The shower actually began earlier this month, with only a few meteors visible overnight. But Wayne Wooten, an astronomer at Pensacola State College, says things should ramp up by the start of next week. 

“The Geminids have been the best meteor shower of the year on average,” Wooten said. “The peak’s early Monday morning with maybe two meteors per minute coming out of the direction of the constellation Gemini.”

There’s a new potential for “red tide” off the western Panhandle, according to the Florida Department of Health, just over a month after the first such reports.

The National Oceanic and Atmospheric Administration is predicting red tide concentrations will increase the next few days along portions of northwest Florida.

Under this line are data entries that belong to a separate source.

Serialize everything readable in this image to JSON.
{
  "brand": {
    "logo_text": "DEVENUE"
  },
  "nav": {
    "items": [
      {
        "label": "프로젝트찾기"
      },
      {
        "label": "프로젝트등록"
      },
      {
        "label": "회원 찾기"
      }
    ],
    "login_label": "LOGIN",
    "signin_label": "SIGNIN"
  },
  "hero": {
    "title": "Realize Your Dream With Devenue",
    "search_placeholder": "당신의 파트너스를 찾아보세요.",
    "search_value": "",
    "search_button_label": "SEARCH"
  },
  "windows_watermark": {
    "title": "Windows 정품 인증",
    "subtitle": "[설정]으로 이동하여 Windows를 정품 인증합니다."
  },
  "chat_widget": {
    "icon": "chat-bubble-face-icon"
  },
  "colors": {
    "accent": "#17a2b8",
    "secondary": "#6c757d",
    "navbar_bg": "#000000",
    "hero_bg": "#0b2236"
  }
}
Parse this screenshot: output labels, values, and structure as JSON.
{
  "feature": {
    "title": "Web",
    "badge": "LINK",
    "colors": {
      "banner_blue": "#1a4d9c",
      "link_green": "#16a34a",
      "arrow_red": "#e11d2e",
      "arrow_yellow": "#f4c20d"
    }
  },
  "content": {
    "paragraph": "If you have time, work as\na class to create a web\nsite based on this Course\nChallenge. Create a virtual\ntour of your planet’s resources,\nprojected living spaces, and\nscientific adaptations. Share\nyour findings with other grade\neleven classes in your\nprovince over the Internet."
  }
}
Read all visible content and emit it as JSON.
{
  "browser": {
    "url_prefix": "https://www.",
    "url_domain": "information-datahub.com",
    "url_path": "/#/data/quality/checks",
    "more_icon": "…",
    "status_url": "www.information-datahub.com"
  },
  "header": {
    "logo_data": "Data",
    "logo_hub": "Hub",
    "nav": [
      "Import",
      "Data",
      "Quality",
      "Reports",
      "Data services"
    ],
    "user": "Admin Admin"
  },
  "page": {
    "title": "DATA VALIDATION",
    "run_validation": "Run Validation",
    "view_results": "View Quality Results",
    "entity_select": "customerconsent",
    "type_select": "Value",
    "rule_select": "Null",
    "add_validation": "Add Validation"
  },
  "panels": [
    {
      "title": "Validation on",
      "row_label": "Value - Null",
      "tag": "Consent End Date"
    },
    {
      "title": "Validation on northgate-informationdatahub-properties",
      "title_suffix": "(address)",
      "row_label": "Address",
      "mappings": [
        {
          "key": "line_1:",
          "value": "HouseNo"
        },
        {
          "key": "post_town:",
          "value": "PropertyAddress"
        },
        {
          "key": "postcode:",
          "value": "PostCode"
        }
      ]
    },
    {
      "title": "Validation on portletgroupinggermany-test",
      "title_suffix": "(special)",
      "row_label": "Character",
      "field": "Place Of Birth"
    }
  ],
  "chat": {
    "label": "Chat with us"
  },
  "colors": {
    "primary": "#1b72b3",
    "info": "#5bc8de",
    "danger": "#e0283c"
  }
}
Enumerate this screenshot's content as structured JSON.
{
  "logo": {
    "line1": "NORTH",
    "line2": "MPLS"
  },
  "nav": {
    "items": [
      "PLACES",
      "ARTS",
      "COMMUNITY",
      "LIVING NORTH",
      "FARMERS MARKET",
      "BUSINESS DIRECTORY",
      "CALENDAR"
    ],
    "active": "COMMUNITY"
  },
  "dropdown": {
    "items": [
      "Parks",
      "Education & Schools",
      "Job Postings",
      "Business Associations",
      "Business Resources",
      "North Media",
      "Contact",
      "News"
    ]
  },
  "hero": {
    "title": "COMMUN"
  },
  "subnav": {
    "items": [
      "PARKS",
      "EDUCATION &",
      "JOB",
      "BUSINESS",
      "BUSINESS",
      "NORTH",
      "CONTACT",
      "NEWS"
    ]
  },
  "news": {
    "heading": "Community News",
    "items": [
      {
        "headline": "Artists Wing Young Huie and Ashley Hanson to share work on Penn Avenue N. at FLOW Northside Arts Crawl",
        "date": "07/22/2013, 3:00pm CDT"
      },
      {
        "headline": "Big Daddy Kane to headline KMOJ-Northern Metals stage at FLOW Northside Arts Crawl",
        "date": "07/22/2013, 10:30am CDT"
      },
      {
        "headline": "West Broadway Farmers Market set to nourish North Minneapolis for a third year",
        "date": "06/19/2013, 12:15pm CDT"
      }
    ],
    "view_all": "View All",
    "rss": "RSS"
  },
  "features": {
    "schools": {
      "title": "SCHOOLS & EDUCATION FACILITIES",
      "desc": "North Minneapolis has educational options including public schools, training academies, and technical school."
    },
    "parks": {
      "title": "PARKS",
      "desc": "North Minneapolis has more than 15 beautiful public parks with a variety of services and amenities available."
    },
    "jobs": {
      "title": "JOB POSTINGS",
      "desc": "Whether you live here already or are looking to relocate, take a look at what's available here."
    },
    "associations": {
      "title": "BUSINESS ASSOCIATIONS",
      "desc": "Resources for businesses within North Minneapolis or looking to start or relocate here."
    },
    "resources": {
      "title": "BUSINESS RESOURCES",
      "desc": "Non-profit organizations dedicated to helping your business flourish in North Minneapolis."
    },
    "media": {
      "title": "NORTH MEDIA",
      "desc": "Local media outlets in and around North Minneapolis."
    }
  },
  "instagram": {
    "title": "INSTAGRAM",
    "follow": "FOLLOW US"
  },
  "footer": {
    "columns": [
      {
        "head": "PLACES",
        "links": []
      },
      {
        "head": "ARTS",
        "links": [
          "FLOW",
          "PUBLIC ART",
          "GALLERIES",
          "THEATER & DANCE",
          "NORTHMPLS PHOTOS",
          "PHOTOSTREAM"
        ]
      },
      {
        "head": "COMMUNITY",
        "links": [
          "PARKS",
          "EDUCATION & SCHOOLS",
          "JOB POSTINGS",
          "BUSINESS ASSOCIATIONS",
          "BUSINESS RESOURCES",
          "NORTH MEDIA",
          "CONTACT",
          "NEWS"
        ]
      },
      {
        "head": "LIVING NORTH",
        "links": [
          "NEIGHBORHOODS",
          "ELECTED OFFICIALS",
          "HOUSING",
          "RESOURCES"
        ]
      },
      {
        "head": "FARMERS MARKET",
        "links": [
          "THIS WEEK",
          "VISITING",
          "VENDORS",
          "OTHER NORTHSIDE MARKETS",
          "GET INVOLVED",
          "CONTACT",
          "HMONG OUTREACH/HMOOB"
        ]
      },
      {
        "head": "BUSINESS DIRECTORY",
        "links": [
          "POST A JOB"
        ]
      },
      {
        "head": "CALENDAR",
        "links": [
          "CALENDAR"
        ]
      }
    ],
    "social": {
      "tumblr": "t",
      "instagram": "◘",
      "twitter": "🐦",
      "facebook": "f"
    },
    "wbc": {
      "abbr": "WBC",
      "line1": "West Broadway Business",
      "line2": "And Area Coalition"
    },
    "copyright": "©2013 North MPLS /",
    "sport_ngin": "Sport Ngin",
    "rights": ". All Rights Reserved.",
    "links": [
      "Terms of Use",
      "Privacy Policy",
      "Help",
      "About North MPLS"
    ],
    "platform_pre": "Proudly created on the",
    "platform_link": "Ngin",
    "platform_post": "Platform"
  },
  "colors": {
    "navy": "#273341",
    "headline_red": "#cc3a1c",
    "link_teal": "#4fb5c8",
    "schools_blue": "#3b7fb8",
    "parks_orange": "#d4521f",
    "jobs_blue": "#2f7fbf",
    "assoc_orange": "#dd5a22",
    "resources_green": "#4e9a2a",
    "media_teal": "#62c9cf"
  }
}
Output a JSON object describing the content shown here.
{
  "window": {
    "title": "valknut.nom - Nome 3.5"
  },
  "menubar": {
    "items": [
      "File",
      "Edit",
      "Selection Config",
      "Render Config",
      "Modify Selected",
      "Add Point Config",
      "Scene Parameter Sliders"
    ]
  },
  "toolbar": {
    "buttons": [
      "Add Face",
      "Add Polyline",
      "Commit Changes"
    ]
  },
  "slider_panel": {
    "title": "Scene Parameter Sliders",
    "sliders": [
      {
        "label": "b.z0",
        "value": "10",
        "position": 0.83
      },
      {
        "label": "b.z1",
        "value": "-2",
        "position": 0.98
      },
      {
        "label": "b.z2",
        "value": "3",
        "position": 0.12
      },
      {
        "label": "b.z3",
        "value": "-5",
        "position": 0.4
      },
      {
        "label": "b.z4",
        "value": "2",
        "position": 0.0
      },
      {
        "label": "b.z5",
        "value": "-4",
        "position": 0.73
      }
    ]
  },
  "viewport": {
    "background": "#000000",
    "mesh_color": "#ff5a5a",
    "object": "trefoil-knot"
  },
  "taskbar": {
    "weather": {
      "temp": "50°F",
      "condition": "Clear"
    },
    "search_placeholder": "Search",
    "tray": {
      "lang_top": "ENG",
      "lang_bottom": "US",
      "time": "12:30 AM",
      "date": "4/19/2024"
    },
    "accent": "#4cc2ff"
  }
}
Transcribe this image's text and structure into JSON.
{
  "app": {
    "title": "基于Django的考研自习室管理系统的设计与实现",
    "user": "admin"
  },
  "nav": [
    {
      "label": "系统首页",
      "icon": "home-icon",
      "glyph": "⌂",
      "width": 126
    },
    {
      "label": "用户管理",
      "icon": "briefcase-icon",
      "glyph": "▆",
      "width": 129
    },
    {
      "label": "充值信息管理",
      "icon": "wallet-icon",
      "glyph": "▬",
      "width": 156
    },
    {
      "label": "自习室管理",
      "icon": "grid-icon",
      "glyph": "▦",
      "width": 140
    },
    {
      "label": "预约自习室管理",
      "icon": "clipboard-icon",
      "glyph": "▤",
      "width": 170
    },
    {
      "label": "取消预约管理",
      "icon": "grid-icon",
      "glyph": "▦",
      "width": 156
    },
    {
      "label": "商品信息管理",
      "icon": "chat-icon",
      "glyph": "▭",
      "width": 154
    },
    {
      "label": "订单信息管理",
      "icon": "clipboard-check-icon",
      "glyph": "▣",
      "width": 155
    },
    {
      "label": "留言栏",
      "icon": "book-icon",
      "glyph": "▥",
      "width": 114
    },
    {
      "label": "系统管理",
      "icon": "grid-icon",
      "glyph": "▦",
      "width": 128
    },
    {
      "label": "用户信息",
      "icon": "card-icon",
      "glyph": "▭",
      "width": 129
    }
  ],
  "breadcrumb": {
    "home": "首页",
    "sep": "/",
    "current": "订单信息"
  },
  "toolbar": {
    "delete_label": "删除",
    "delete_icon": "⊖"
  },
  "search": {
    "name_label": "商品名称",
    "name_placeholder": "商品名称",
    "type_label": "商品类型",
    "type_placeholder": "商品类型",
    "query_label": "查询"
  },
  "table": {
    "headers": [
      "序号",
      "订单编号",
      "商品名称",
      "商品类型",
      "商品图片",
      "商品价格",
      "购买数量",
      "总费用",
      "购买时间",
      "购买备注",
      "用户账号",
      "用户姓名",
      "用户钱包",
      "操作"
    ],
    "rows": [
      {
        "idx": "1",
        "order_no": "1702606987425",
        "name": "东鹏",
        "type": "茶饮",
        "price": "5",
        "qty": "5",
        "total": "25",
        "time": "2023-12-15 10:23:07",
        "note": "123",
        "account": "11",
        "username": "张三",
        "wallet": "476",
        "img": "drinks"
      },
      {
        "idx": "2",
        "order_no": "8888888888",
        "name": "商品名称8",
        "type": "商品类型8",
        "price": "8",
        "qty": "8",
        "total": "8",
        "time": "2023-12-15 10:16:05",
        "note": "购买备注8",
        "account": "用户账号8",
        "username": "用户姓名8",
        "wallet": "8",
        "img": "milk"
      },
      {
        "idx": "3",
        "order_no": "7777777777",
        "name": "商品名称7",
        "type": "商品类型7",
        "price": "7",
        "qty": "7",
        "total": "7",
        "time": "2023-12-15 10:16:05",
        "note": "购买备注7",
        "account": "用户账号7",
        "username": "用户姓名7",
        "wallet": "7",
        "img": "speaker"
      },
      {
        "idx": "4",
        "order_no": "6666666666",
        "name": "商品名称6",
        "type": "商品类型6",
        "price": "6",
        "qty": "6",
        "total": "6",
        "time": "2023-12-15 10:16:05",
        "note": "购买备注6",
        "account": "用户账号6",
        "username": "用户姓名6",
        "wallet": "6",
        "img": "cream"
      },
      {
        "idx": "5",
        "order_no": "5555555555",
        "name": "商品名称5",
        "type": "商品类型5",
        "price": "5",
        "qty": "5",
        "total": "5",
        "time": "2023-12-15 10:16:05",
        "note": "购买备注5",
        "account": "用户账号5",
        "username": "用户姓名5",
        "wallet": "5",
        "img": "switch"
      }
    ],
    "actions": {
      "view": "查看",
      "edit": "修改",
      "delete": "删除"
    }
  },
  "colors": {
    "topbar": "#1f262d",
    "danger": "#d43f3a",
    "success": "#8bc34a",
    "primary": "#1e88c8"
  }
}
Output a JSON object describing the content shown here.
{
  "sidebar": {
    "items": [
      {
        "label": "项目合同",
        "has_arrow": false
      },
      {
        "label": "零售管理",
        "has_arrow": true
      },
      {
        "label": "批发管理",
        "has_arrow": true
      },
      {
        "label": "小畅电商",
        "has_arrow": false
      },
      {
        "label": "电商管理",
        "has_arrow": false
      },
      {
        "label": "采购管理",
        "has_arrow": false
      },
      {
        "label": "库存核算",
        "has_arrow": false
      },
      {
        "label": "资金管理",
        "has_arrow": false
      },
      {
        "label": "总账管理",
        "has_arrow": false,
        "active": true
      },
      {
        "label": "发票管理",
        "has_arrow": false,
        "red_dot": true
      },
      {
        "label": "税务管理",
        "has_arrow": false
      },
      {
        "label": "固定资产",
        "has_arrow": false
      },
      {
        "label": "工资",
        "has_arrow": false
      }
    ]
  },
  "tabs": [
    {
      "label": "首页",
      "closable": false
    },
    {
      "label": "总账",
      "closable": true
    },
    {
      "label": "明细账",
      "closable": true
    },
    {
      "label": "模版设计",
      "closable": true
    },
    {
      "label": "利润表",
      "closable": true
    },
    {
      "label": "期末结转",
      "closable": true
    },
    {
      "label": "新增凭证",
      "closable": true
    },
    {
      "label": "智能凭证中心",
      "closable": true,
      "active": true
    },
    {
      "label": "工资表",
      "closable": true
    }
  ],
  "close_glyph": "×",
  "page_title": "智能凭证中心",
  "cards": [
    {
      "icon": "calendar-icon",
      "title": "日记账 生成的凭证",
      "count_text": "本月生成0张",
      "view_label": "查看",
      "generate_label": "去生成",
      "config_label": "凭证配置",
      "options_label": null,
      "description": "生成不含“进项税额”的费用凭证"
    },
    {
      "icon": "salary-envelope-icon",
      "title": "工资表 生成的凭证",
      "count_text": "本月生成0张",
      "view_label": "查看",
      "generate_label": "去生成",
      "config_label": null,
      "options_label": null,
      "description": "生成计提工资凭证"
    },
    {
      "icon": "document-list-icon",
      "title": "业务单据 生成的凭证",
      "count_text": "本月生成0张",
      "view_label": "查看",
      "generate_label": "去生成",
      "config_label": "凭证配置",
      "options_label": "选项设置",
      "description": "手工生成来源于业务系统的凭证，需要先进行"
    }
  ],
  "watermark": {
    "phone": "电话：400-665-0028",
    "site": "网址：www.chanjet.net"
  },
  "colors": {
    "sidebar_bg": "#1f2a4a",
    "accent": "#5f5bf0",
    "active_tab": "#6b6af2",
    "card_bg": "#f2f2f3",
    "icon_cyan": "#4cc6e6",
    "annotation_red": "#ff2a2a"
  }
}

That leading to an elevated potential for respiratory irritation in Escambia, Okaloosa and Santa Rosa counties.

The Escambia County Sheriff’s Office is warning residents about a new scam in town.

According to a news release by the ECSO, at least one complaint has come into the sheriff’s office about somebody who identifies themselves as an ECSO employee, according to a real employee, Rhonda Ray, in the Public Information Office.

“The unknown person then continued to tell the citizen that they had a warrant for their arrest, but the warrant would be dropped if the victim sent money,” said Ray. “That immediately raised a red flag with the victim.”


In the wake of terror attacks in Paris, Colorado Springs and San Bernardino, the Florida Department of Law Enforcement is bringing back the “If You See Something, Say Something” campaign.

“This was something that was launched in 2011,” says FDLE's Molly Best. “Florida wanted to make sure that we take the initiative in light of recent events. It’s so important that our citizens in our communities are aware of what to look for.”

National Naval Aviation Museuem

  Seventy-four years ago, the United States was cast into World War II by the Japanese air attack on Pearl Harbor, Hawaii. Today the National Naval Aviation Museum held its 24th annual observance.

Music was provided by the Tate High School Band – which is scheduled to perform at Pearl Harbor, for next year’s 75th anniversary. A half-dozen Pearl Harbor survivors – all in their 90s -- were seated in the front row to a standing ovation.